### EXERCISE PROMPT
Which lines in the data below contain the word "links"? Pull each of them out.

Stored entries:
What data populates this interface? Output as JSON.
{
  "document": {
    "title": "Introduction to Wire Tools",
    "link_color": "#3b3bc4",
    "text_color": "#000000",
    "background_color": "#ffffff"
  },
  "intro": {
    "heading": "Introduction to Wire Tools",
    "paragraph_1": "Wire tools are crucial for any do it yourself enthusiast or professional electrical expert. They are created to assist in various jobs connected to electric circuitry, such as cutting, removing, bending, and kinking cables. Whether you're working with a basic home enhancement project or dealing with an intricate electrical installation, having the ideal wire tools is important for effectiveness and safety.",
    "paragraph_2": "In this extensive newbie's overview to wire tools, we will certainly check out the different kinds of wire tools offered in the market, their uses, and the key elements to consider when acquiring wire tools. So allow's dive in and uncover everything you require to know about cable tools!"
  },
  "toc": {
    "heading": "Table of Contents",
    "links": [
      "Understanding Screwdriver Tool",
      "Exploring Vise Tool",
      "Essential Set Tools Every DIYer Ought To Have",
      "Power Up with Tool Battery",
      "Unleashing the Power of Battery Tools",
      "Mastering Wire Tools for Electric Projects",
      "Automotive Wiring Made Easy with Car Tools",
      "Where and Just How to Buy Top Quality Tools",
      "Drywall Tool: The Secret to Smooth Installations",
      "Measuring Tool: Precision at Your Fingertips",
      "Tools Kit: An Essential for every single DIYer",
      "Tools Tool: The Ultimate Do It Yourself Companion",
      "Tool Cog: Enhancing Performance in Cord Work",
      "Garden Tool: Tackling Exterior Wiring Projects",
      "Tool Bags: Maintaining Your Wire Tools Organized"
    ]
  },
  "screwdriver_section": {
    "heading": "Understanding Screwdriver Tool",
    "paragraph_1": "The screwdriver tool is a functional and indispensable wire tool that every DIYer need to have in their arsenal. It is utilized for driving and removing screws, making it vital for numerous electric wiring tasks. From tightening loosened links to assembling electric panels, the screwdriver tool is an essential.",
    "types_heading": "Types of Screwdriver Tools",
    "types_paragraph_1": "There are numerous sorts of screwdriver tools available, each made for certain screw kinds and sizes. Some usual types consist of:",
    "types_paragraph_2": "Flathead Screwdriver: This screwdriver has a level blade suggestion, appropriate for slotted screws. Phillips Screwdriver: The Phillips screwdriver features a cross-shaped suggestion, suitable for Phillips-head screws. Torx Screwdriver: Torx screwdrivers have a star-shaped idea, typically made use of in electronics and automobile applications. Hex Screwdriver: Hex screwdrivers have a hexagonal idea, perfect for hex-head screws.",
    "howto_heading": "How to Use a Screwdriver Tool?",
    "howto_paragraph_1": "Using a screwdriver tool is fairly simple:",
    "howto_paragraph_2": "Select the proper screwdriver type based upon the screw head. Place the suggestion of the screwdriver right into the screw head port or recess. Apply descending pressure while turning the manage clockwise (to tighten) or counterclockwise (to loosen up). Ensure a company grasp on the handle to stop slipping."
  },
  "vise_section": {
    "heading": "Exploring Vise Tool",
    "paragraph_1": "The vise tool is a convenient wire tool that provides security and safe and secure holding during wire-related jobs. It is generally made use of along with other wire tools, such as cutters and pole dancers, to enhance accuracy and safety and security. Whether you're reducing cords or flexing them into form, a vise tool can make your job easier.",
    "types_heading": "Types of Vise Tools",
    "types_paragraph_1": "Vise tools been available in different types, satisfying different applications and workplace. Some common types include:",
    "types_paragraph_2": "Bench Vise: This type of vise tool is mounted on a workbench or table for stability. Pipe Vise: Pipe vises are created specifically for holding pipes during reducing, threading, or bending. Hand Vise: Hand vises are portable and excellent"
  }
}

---

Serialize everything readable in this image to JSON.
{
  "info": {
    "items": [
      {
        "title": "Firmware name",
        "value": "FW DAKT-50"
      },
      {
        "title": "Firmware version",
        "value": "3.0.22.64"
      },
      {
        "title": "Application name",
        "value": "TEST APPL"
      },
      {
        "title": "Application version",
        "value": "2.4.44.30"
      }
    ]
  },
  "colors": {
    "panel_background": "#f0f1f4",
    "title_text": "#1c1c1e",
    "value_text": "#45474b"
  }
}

### YOUR RESPONSE
    "links": [
    "paragraph_1": "The screwdriver tool is a functional and indispensable wire tool that every DIYer need to have in their arsenal. It is utilized for driving and removing screws, making it vital for numerous electric wiring tasks. From tightening loosened links to assembling electric panels, the screwdriver tool is an essential.",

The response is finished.